TASK BRIEF ->
Copy each line of the following data that contains "Address".

+++++

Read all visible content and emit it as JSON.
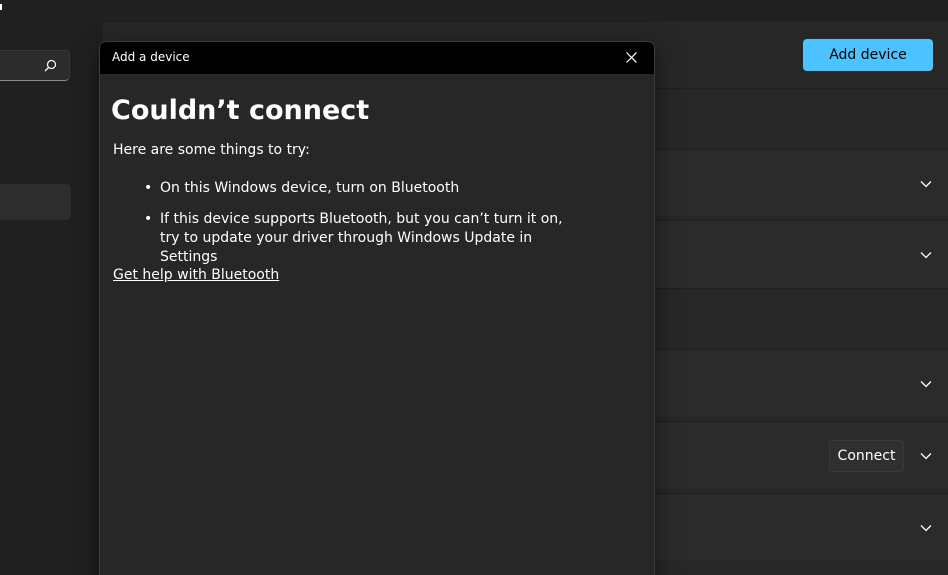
{
  "header": {
    "add_device_label": "Add device"
  },
  "devices": {
    "connect_label": "Connect"
  },
  "dialog": {
    "title": "Add a device",
    "heading": "Couldn’t connect",
    "intro": "Here are some things to try:",
    "tips": [
      "On this Windows device, turn on Bluetooth",
      "If this device supports Bluetooth, but you can’t turn it on, try to update your driver through Windows Update in Settings"
    ],
    "help_link": "Get help with Bluetooth"
  },
  "icons": {
    "search": "search-icon",
    "close": "close-icon",
    "chevron": "chevron-down-icon"
  },
  "colors": {
    "accent": "#4cc2ff",
    "background": "#202020",
    "titlebar": "#000000"
  }
}
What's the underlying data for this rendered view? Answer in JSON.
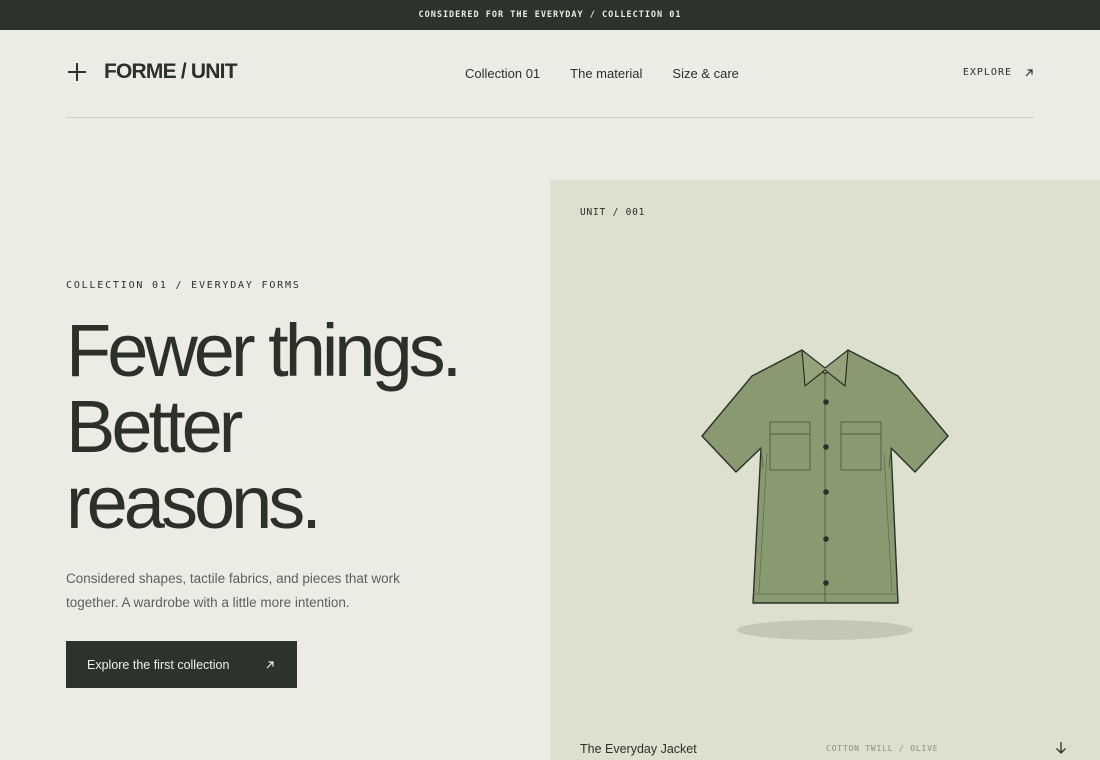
{
  "announcement": "CONSIDERED FOR THE EVERYDAY / COLLECTION 01",
  "brand": {
    "name": "FORME / UNIT",
    "icon": "plus-icon"
  },
  "nav": {
    "items": [
      {
        "label": "Collection 01"
      },
      {
        "label": "The material"
      },
      {
        "label": "Size & care"
      }
    ],
    "explore_label": "EXPLORE"
  },
  "hero": {
    "eyebrow": "COLLECTION 01 / EVERYDAY FORMS",
    "headline": [
      "Fewer things.",
      "Better",
      "reasons."
    ],
    "lede": "Considered shapes, tactile fabrics, and pieces that work together. A wardrobe with a little more intention.",
    "cta_label": "Explore the first collection"
  },
  "product": {
    "unit_label": "UNIT / 001",
    "name": "The Everyday Jacket",
    "meta": "COTTON TWILL / OLIVE",
    "colors": {
      "card": "#dce0cd",
      "garment": "#8a9a70",
      "outline": "#2b302a"
    }
  },
  "colors": {
    "ink": "#2b302a",
    "background": "#ecece5",
    "bar": "#2c332c"
  }
}
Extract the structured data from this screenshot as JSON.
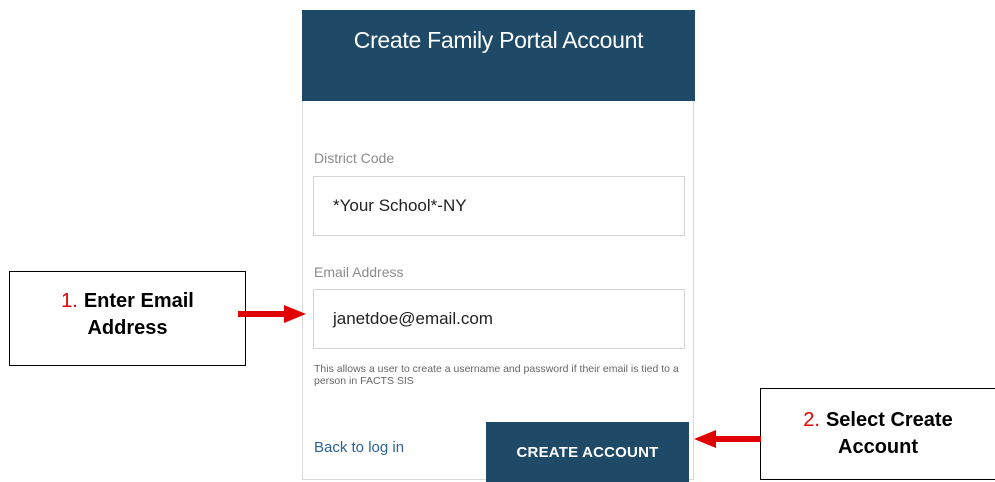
{
  "form": {
    "title": "Create Family Portal Account",
    "district_code_label": "District Code",
    "district_code_value": "*Your School*-NY",
    "email_label": "Email Address",
    "email_value": "janetdoe@email.com",
    "help_text": "This allows a user to create a username and password if their email is tied to a person in FACTS SIS",
    "back_link": "Back to log in",
    "create_button": "CREATE ACCOUNT"
  },
  "callouts": [
    {
      "number": "1.",
      "line1": "Enter Email",
      "line2": "Address"
    },
    {
      "number": "2.",
      "line1": "Select Create",
      "line2": "Account"
    }
  ],
  "colors": {
    "header": "#1e4a68",
    "button": "#1e4a68",
    "arrow": "#e00000",
    "link": "#2a6496"
  }
}
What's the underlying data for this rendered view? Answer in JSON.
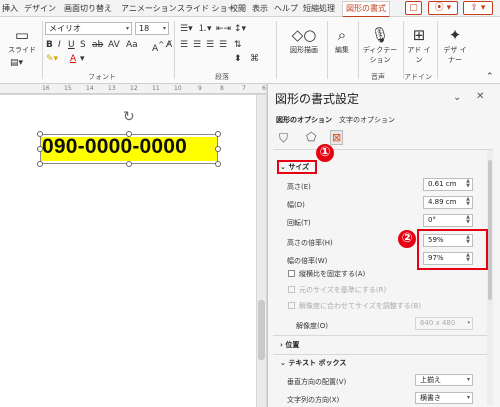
{
  "ribbon": {
    "tabs": [
      {
        "label": "挿入"
      },
      {
        "label": "デザイン"
      },
      {
        "label": "画面切り替え"
      },
      {
        "label": "アニメーション"
      },
      {
        "label": "スライド ショー"
      },
      {
        "label": "校閲"
      },
      {
        "label": "表示"
      },
      {
        "label": "ヘルプ"
      },
      {
        "label": "短縮処理"
      },
      {
        "label": "図形の書式"
      }
    ],
    "slide_button": "スライド",
    "font_name": "メイリオ",
    "font_size": "18",
    "font_group": "フォント",
    "paragraph_group": "段落",
    "drawing_button": "図形描画",
    "edit_button": "編集",
    "dictation_button": "ディクテーション",
    "voice_group": "音声",
    "addins_button": "アド イン",
    "addins_group": "アドイン",
    "designer_button": "デザ イナー"
  },
  "ruler": {
    "marks": [
      "16",
      "15",
      "14",
      "13",
      "12",
      "11",
      "10",
      "9",
      "8",
      "7",
      "6"
    ]
  },
  "slide": {
    "textbox_text": "090-0000-0000"
  },
  "pane": {
    "title": "図形の書式設定",
    "tabs": {
      "shape_options": "図形のオプション",
      "text_options": "文字のオプション"
    },
    "size_section": "サイズ",
    "fields": {
      "height": {
        "label": "高さ(E)",
        "value": "0.61 cm"
      },
      "width": {
        "label": "幅(D)",
        "value": "4.89 cm"
      },
      "rotation": {
        "label": "回転(T)",
        "value": "0°"
      },
      "height_scale": {
        "label": "高さの倍率(H)",
        "value": "59%"
      },
      "width_scale": {
        "label": "幅の倍率(W)",
        "value": "97%"
      }
    },
    "lock_aspect": "縦横比を固定する(A)",
    "relative_original": "元のサイズを基準にする(R)",
    "best_scale": "解像度に合わせてサイズを調整する(B)",
    "resolution": {
      "label": "解像度(O)",
      "value": "640 x 480"
    },
    "position_section": "位置",
    "textbox_section": "テキスト ボックス",
    "vertical_align": {
      "label": "垂直方向の配置(V)",
      "value": "上揃え"
    },
    "text_direction": {
      "label": "文字列の方向(X)",
      "value": "横書き"
    }
  },
  "annotations": {
    "badge1": "①",
    "badge2": "②"
  },
  "colors": {
    "accent": "#c43e1c",
    "annotation_red": "#e60012",
    "highlight": "#ffff00"
  }
}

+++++

WRITTEN RESPONSE ->
    "email_label": "Email Address",
      "line2": "Address"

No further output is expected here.